-- TASK STATEMENT --
Each record below should be written out again exactly.

_ _ _ _

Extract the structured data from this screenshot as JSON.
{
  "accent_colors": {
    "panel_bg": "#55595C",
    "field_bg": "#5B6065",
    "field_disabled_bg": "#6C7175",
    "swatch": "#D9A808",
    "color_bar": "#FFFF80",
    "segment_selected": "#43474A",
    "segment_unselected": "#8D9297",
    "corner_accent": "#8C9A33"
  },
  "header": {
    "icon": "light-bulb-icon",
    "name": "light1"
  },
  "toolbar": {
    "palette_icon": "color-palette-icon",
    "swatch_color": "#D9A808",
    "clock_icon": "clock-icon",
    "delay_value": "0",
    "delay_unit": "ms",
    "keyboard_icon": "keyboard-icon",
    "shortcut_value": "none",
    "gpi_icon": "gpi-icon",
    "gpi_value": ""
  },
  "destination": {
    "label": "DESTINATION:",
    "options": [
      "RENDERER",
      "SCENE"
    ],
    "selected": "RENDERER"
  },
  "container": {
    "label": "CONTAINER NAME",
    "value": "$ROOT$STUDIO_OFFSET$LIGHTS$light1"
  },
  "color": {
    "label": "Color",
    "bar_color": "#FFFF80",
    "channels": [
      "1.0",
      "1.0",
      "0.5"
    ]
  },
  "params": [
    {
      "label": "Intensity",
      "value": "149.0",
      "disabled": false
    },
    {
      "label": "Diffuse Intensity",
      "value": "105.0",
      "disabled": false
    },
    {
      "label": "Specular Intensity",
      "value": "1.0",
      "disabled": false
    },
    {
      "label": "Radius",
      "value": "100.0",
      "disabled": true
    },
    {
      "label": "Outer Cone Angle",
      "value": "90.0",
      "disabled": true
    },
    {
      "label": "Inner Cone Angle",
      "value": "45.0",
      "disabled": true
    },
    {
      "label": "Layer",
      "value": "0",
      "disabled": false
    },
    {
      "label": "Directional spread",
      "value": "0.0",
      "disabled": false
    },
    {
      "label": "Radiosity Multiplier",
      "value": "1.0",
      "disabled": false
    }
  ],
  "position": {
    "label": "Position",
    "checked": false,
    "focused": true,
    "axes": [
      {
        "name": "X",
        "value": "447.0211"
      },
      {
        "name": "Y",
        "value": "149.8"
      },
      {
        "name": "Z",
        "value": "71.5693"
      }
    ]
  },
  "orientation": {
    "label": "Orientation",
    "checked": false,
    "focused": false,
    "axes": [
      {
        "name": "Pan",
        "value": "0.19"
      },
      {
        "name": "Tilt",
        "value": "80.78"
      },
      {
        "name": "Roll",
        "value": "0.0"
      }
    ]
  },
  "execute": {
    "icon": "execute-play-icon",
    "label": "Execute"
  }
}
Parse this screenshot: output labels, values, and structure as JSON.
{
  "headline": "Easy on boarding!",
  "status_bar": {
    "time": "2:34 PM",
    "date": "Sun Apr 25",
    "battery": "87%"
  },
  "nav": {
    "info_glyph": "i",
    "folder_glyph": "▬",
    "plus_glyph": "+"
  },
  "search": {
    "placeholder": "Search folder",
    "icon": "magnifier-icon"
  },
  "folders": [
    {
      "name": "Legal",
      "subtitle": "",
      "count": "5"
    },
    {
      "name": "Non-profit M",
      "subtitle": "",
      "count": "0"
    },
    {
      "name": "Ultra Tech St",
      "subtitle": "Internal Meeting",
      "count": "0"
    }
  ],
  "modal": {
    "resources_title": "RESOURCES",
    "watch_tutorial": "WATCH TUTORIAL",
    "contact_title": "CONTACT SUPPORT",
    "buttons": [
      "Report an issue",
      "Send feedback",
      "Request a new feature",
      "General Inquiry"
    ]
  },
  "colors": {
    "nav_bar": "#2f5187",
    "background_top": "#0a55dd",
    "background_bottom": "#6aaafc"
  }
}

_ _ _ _

-- RESULT BELOW --
Extract the structured data from this screenshot as JSON.
{
  "accent_colors": {
    "panel_bg": "#55595C",
    "field_bg": "#5B6065",
    "field_disabled_bg": "#6C7175",
    "swatch": "#D9A808",
    "color_bar": "#FFFF80",
    "segment_selected": "#43474A",
    "segment_unselected": "#8D9297",
    "corner_accent": "#8C9A33"
  },
  "header": {
    "icon": "light-bulb-icon",
    "name": "light1"
  },
  "toolbar": {
    "palette_icon": "color-palette-icon",
    "swatch_color": "#D9A808",
    "clock_icon": "clock-icon",
    "delay_value": "0",
    "delay_unit": "ms",
    "keyboard_icon": "keyboard-icon",
    "shortcut_value": "none",
    "gpi_icon": "gpi-icon",
    "gpi_value": ""
  },
  "destination": {
    "label": "DESTINATION:",
    "options": [
      "RENDERER",
      "SCENE"
    ],
    "selected": "RENDERER"
  },
  "container": {
    "label": "CONTAINER NAME",
    "value": "$ROOT$STUDIO_OFFSET$LIGHTS$light1"
  },
  "color": {
    "label": "Color",
    "bar_color": "#FFFF80",
    "channels": [
      "1.0",
      "1.0",
      "0.5"
    ]
  },
  "params": [
    {
      "label": "Intensity",
      "value": "149.0",
      "disabled": false
    },
    {
      "label": "Diffuse Intensity",
      "value": "105.0",
      "disabled": false
    },
    {
      "label": "Specular Intensity",
      "value": "1.0",
      "disabled": false
    },
    {
      "label": "Radius",
      "value": "100.0",
      "disabled": true
    },
    {
      "label": "Outer Cone Angle",
      "value": "90.0",
      "disabled": true
    },
    {
      "label": "Inner Cone Angle",
      "value": "45.0",
      "disabled": true
    },
    {
      "label": "Layer",
      "value": "0",
      "disabled": false
    },
    {
      "label": "Directional spread",
      "value": "0.0",
      "disabled": false
    },
    {
      "label": "Radiosity Multiplier",
      "value": "1.0",
      "disabled": false
    }
  ],
  "position": {
    "label": "Position",
    "checked": false,
    "focused": true,
    "axes": [
      {
        "name": "X",
        "value": "447.0211"
      },
      {
        "name": "Y",
        "value": "149.8"
      },
      {
        "name": "Z",
        "value": "71.5693"
      }
    ]
  },
  "orientation": {
    "label": "Orientation",
    "checked": false,
    "focused": false,
    "axes": [
      {
        "name": "Pan",
        "value": "0.19"
      },
      {
        "name": "Tilt",
        "value": "80.78"
      },
      {
        "name": "Roll",
        "value": "0.0"
      }
    ]
  },
  "execute": {
    "icon": "execute-play-icon",
    "label": "Execute"
  }
}
Parse this screenshot: output labels, values, and structure as JSON.
{
  "headline": "Easy on boarding!",
  "status_bar": {
    "time": "2:34 PM",
    "date": "Sun Apr 25",
    "battery": "87%"
  },
  "nav": {
    "info_glyph": "i",
    "folder_glyph": "▬",
    "plus_glyph": "+"
  },
  "search": {
    "placeholder": "Search folder",
    "icon": "magnifier-icon"
  },
  "folders": [
    {
      "name": "Legal",
      "subtitle": "",
      "count": "5"
    },
    {
      "name": "Non-profit M",
      "subtitle": "",
      "count": "0"
    },
    {
      "name": "Ultra Tech St",
      "subtitle": "Internal Meeting",
      "count": "0"
    }
  ],
  "modal": {
    "resources_title": "RESOURCES",
    "watch_tutorial": "WATCH TUTORIAL",
    "contact_title": "CONTACT SUPPORT",
    "buttons": [
      "Report an issue",
      "Send feedback",
      "Request a new feature",
      "General Inquiry"
    ]
  },
  "colors": {
    "nav_bar": "#2f5187",
    "background_top": "#0a55dd",
    "background_bottom": "#6aaafc"
  }
}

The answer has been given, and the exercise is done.